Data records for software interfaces

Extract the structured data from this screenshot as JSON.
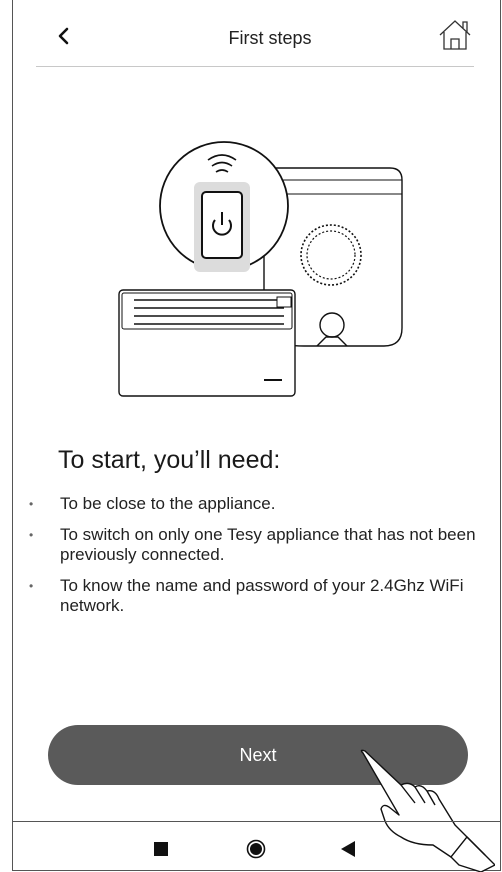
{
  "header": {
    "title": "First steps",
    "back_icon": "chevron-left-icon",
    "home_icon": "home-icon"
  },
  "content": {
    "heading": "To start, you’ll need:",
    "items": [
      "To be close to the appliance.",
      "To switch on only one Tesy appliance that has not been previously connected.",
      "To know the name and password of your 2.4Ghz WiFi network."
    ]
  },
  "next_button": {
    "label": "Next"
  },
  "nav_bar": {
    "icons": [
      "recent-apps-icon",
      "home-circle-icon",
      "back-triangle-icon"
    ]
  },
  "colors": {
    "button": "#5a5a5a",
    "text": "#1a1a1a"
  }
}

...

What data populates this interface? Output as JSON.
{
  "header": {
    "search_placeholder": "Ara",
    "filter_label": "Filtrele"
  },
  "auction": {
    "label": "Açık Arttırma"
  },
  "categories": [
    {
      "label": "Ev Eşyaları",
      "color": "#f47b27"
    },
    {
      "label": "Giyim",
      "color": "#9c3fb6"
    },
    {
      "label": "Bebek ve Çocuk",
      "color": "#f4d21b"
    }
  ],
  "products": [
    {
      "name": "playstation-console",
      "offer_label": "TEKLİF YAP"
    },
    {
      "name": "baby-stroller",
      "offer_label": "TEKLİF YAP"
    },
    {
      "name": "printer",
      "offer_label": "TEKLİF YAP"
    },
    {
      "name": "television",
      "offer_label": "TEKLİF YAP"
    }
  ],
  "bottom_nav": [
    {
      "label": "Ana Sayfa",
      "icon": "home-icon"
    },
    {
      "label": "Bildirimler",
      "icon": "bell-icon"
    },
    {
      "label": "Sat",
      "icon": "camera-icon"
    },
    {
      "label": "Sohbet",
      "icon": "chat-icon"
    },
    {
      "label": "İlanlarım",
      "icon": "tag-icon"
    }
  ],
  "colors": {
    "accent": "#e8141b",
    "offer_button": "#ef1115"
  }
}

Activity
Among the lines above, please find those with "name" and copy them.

Output
      "To know the name and password of your 2.4Ghz WiFi network."
      "name": "playstation-console",
      "name": "baby-stroller",
      "name": "printer",
      "name": "television",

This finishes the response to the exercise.